[Records from a data collection]
◇ ◇ ◇

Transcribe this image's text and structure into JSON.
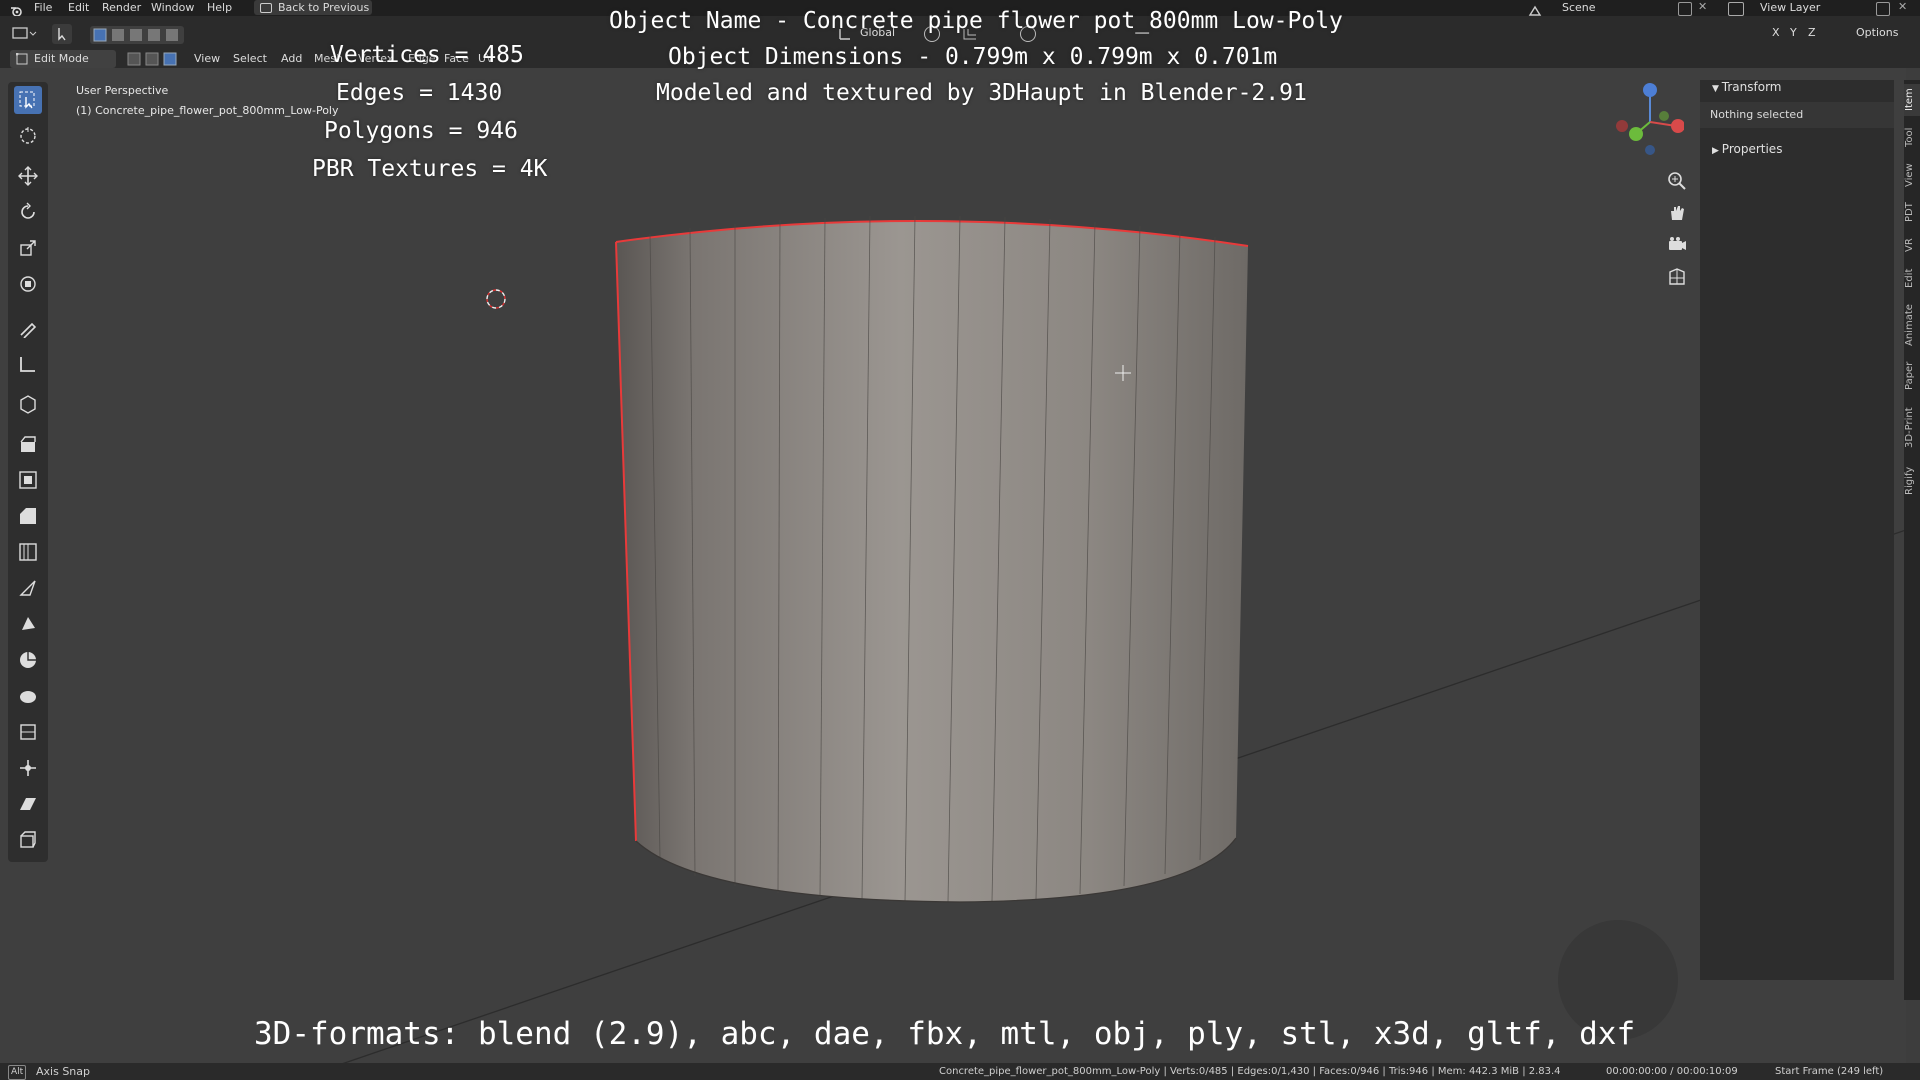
{
  "topmenu": {
    "items": [
      "File",
      "Edit",
      "Render",
      "Window",
      "Help"
    ],
    "back_label": "Back to Previous",
    "scene_label": "Scene",
    "view_layer_label": "View Layer"
  },
  "header": {
    "mode_label": "Edit Mode",
    "menus": [
      "View",
      "Select",
      "Add",
      "Mesh",
      "Vertex",
      "Edge",
      "Face",
      "UV"
    ],
    "transform_orientation": "Global",
    "options_label": "Options",
    "axis_labels": [
      "X",
      "Y",
      "Z"
    ]
  },
  "viewport": {
    "perspective_label": "User Perspective",
    "object_label": "(1) Concrete_pipe_flower_pot_800mm_Low-Poly",
    "overlay_lines": [
      "Object Name - Concrete pipe flower pot_800mm Low-Poly",
      "Object Dimensions -  0.799m x 0.799m x 0.701m",
      "Modeled and textured by 3DHaupt in Blender-2.91"
    ],
    "stats": [
      "Vertices = 485",
      "Edges = 1430",
      "Polygons = 946",
      "PBR Textures = 4K"
    ],
    "formats_line": "3D-formats: blend (2.9), abc, dae, fbx, mtl, obj, ply, stl, x3d, gltf, dxf"
  },
  "npanel": {
    "transform_label": "Transform",
    "nothing_selected": "Nothing selected",
    "properties_label": "Properties",
    "tabs": [
      "Item",
      "Tool",
      "View",
      "PDT",
      "VR",
      "Edit",
      "Animate",
      "Paper",
      "3D-Print",
      "Rigify"
    ]
  },
  "statusbar": {
    "left_key": "Alt",
    "left_label": "Axis Snap",
    "center": "Concrete_pipe_flower_pot_800mm_Low-Poly | Verts:0/485 | Edges:0/1,430 | Faces:0/946 | Tris:946 | Mem: 442.3 MiB | 2.83.4",
    "time": "00:00:00:00 / 00:00:10:09",
    "frame": "Start Frame (249 left)"
  },
  "colors": {
    "accent": "#4772b3",
    "selection_edge": "#e83a3a",
    "concrete": "#8f8a85"
  }
}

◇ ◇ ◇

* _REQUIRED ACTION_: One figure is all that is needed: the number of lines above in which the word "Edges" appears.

* _FINISHED TASK_: 2